* _Data provided_:

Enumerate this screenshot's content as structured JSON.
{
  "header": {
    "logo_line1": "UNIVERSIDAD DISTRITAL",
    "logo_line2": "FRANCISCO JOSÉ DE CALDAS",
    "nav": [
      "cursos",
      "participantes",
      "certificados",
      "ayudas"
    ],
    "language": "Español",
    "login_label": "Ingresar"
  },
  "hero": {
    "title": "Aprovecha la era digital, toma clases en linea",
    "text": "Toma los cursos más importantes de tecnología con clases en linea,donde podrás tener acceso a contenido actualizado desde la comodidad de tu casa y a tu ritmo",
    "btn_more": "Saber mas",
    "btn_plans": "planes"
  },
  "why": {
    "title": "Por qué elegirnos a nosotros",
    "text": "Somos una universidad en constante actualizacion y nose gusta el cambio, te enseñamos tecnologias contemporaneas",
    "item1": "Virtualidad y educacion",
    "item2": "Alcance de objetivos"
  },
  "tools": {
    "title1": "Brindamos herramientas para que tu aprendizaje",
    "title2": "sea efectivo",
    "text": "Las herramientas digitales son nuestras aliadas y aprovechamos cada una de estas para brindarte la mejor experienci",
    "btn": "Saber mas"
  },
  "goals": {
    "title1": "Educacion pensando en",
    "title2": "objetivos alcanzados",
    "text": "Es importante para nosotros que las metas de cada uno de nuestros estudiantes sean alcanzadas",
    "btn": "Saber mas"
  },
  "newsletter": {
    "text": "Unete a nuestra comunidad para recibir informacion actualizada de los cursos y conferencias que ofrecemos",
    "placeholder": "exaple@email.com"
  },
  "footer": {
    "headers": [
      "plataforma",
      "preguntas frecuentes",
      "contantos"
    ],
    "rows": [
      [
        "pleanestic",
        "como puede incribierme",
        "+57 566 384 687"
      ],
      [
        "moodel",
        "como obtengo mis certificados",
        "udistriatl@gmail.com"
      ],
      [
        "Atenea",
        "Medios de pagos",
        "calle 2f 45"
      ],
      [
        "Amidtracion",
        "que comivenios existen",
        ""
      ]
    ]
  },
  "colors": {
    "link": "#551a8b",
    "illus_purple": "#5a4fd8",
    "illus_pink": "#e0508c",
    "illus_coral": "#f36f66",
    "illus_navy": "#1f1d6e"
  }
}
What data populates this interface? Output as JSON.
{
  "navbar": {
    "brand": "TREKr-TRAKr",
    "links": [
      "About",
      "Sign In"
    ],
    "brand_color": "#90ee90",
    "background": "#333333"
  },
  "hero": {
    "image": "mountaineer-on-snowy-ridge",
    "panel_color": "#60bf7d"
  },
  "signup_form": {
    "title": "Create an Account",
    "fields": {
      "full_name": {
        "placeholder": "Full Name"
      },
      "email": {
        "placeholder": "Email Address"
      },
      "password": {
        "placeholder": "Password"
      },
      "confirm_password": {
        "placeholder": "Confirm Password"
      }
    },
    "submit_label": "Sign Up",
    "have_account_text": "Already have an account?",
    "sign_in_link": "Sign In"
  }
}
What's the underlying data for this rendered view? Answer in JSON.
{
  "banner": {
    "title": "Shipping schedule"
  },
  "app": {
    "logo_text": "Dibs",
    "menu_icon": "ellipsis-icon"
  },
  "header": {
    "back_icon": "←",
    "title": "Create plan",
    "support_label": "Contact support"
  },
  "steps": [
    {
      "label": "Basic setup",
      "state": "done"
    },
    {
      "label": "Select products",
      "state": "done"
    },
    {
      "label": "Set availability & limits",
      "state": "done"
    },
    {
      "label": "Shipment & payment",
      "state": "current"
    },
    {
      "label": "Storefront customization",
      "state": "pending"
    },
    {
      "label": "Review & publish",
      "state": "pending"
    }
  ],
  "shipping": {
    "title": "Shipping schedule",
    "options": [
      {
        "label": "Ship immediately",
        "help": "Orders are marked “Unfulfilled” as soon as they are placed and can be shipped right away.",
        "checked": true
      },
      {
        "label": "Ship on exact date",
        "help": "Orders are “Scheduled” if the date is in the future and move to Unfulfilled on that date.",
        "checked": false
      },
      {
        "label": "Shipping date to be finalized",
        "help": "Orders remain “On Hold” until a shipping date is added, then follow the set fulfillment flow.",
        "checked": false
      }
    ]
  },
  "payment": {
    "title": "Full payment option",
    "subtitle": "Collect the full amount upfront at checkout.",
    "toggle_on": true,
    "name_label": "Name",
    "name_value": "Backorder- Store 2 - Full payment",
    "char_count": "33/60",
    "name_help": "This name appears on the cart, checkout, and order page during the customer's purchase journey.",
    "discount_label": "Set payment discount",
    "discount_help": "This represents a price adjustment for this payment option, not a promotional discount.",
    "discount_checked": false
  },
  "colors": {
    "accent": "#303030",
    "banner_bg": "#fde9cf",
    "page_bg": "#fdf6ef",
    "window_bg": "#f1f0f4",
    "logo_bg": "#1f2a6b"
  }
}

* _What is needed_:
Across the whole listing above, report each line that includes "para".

* _Answer_:
    "title1": "Brindamos herramientas para que tu aprendizaje",
    "text": "Las herramientas digitales son nuestras aliadas y aprovechamos cada una de estas para brindarte la mejor experienci",
    "text": "Es importante para nosotros que las metas de cada uno de nuestros estudiantes sean alcanzadas",
    "text": "Unete a nuestra comunidad para recibir informacion actualizada de los cursos y conferencias que ofrecemos",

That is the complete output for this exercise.